═══ Provided data
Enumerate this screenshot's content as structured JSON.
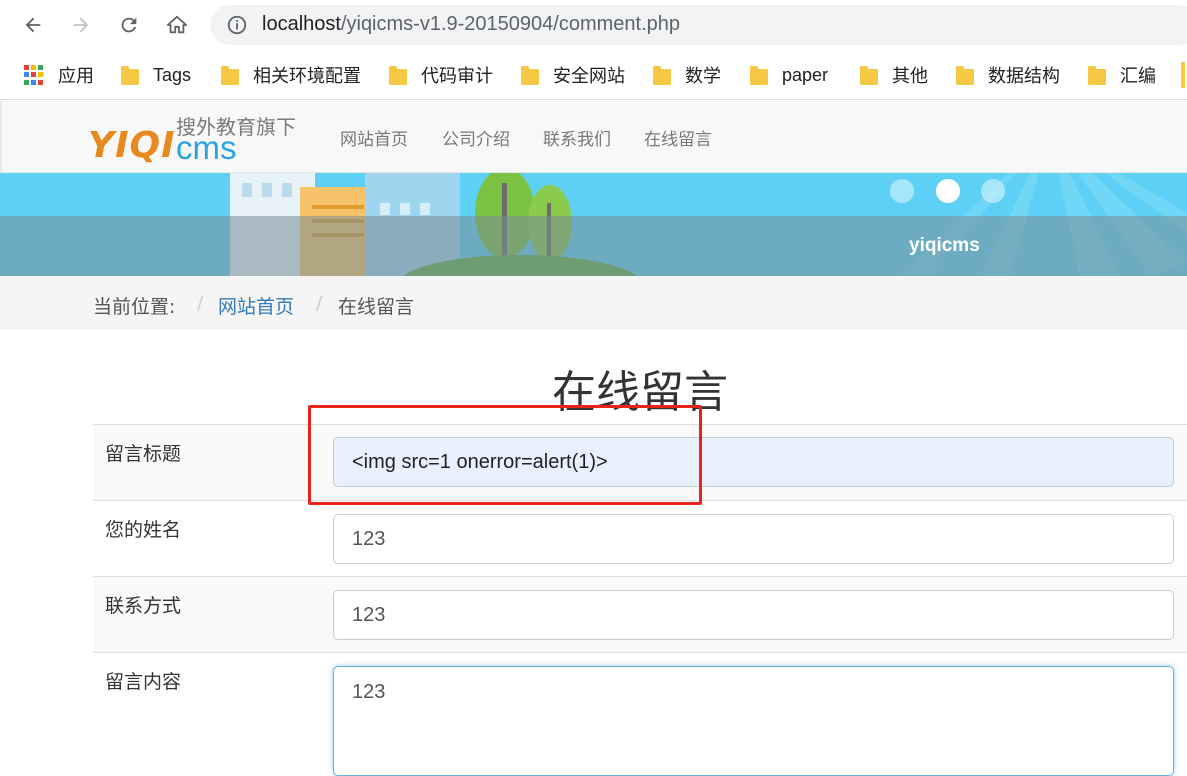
{
  "browser": {
    "url_host": "localhost",
    "url_path": "/yiqicms-v1.9-20150904/comment.php"
  },
  "bookmarks": [
    {
      "label": "应用",
      "icon": "apps-grid-icon"
    },
    {
      "label": "Tags",
      "icon": "folder-icon"
    },
    {
      "label": "相关环境配置",
      "icon": "folder-icon"
    },
    {
      "label": "代码审计",
      "icon": "folder-icon"
    },
    {
      "label": "安全网站",
      "icon": "folder-icon"
    },
    {
      "label": "数学",
      "icon": "folder-icon"
    },
    {
      "label": "paper",
      "icon": "folder-icon"
    },
    {
      "label": "其他",
      "icon": "folder-icon"
    },
    {
      "label": "数据结构",
      "icon": "folder-icon"
    },
    {
      "label": "汇编",
      "icon": "folder-icon"
    }
  ],
  "site": {
    "logo_text_yiqi": "YIQI",
    "logo_text_cms": "cms",
    "logo_subtitle": "搜外教育旗下",
    "nav": [
      "网站首页",
      "公司介绍",
      "联系我们",
      "在线留言"
    ],
    "banner_caption": "yiqicms"
  },
  "breadcrumb": {
    "prefix": "当前位置:",
    "sep": "/",
    "home": "网站首页",
    "current": "在线留言"
  },
  "form": {
    "title": "在线留言",
    "fields": [
      {
        "label": "留言标题",
        "value": "<img src=1 onerror=alert(1)>"
      },
      {
        "label": "您的姓名",
        "value": "123"
      },
      {
        "label": "联系方式",
        "value": "123"
      },
      {
        "label": "留言内容",
        "value": "123"
      }
    ]
  },
  "colors": {
    "highlight": "#e8231c",
    "link": "#337ab7",
    "banner_sky": "#5fd0f5",
    "logo_orange": "#e8891d",
    "logo_blue": "#2ba3e0"
  }
}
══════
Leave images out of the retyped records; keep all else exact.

Enumerate this screenshot's content as structured JSON.
{
  "browser": {
    "url_host": "localhost",
    "url_path": "/yiqicms-v1.9-20150904/comment.php"
  },
  "bookmarks": [
    {
      "label": "应用",
      "icon": "apps-grid-icon"
    },
    {
      "label": "Tags",
      "icon": "folder-icon"
    },
    {
      "label": "相关环境配置",
      "icon": "folder-icon"
    },
    {
      "label": "代码审计",
      "icon": "folder-icon"
    },
    {
      "label": "安全网站",
      "icon": "folder-icon"
    },
    {
      "label": "数学",
      "icon": "folder-icon"
    },
    {
      "label": "paper",
      "icon": "folder-icon"
    },
    {
      "label": "其他",
      "icon": "folder-icon"
    },
    {
      "label": "数据结构",
      "icon": "folder-icon"
    },
    {
      "label": "汇编",
      "icon": "folder-icon"
    }
  ],
  "site": {
    "logo_text_yiqi": "YIQI",
    "logo_text_cms": "cms",
    "logo_subtitle": "搜外教育旗下",
    "nav": [
      "网站首页",
      "公司介绍",
      "联系我们",
      "在线留言"
    ],
    "banner_caption": "yiqicms"
  },
  "breadcrumb": {
    "prefix": "当前位置:",
    "sep": "/",
    "home": "网站首页",
    "current": "在线留言"
  },
  "form": {
    "title": "在线留言",
    "fields": [
      {
        "label": "留言标题",
        "value": "<img src=1 onerror=alert(1)>"
      },
      {
        "label": "您的姓名",
        "value": "123"
      },
      {
        "label": "联系方式",
        "value": "123"
      },
      {
        "label": "留言内容",
        "value": "123"
      }
    ]
  },
  "colors": {
    "highlight": "#e8231c",
    "link": "#337ab7",
    "banner_sky": "#5fd0f5",
    "logo_orange": "#e8891d",
    "logo_blue": "#2ba3e0"
  }
}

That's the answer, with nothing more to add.